START THE INPUT

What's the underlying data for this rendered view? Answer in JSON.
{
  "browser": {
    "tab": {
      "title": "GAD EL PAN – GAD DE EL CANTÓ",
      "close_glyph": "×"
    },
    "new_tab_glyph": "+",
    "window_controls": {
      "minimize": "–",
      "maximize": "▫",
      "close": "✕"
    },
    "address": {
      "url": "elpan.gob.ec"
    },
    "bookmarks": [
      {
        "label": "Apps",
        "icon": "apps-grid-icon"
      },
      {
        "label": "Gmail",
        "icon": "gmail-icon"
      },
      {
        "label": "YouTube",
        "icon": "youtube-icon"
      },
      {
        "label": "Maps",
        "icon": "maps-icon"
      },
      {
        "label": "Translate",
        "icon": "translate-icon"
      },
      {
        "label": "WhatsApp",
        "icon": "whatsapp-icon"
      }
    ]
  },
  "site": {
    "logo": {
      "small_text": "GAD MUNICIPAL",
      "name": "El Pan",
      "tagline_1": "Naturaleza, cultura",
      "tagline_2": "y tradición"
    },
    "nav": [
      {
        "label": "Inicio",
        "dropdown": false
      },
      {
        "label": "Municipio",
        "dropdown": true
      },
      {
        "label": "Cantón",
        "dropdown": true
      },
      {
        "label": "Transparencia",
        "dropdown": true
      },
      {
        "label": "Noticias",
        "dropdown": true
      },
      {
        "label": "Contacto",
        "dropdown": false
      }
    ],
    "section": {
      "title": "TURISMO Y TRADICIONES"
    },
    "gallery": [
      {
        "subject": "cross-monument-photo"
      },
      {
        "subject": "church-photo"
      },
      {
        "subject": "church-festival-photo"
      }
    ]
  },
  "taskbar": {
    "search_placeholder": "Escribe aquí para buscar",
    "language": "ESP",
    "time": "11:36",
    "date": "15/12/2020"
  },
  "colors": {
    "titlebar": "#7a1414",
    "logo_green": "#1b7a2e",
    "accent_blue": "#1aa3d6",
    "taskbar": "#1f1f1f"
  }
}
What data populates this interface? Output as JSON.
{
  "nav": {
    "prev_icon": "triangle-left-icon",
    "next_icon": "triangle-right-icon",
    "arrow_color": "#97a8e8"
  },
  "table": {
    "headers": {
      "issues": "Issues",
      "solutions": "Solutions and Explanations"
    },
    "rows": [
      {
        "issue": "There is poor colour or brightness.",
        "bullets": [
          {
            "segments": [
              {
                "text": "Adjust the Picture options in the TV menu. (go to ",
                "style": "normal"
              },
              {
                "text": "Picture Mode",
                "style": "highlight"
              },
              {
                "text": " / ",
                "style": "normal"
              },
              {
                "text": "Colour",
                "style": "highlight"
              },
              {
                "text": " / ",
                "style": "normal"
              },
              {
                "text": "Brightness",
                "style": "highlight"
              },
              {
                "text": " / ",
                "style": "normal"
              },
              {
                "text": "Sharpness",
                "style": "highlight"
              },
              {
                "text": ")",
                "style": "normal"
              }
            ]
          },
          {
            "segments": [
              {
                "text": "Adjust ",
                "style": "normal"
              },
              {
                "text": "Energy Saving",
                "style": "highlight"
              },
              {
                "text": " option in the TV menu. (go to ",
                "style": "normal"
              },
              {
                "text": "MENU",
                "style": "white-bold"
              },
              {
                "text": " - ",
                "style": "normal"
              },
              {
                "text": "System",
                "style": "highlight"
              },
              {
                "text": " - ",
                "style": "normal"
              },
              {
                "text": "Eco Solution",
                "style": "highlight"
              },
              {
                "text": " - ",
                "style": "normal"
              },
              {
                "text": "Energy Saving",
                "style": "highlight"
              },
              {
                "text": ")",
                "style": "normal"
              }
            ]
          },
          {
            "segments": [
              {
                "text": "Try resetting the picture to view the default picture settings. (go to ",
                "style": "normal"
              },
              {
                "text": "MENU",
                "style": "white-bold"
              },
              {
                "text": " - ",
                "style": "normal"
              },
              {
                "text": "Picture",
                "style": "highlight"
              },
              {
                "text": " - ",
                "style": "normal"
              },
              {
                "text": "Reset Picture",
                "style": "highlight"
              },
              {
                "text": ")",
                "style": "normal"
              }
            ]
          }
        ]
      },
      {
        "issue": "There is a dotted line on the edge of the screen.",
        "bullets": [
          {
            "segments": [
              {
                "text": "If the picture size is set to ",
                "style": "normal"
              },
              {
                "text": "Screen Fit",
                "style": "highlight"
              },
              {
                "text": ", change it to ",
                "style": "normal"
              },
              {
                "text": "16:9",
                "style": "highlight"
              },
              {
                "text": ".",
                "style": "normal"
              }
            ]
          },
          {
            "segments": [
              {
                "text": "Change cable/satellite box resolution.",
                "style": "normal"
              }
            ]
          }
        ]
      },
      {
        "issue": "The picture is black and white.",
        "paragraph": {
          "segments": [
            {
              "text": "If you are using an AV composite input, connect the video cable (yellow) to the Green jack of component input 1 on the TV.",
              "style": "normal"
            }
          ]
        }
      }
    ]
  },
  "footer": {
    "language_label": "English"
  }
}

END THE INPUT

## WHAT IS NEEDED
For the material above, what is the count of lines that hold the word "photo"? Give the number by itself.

## REPLY TO THE TASK
3